═══ Provided data ═══

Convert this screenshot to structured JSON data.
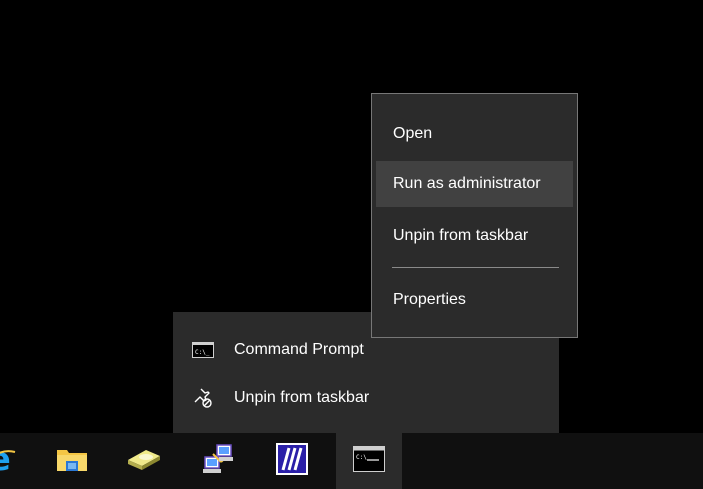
{
  "context_menu": {
    "items": [
      {
        "label": "Open"
      },
      {
        "label": "Run as administrator"
      },
      {
        "label": "Unpin from taskbar"
      },
      {
        "label": "Properties"
      }
    ]
  },
  "jump_list": {
    "items": [
      {
        "label": "Command Prompt",
        "icon": "command-prompt-icon"
      },
      {
        "label": "Unpin from taskbar",
        "icon": "unpin-icon"
      }
    ]
  },
  "taskbar": {
    "items": [
      {
        "icon": "internet-explorer-icon"
      },
      {
        "icon": "file-explorer-icon"
      },
      {
        "icon": "disk-drive-icon"
      },
      {
        "icon": "network-computers-icon"
      },
      {
        "icon": "powershell-ise-icon"
      },
      {
        "icon": "command-prompt-icon"
      }
    ]
  },
  "colors": {
    "desktop": "#000000",
    "menu_bg": "#2b2b2b",
    "menu_hover": "#414141",
    "taskbar_bg": "#101010",
    "ie_blue": "#1ea0f0",
    "folder_yellow": "#f4c644"
  }
}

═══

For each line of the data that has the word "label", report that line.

        "label": "Open"
        "label": "Run as administrator"
        "label": "Unpin from taskbar"
        "label": "Properties"
        "label": "Command Prompt",
        "label": "Unpin from taskbar",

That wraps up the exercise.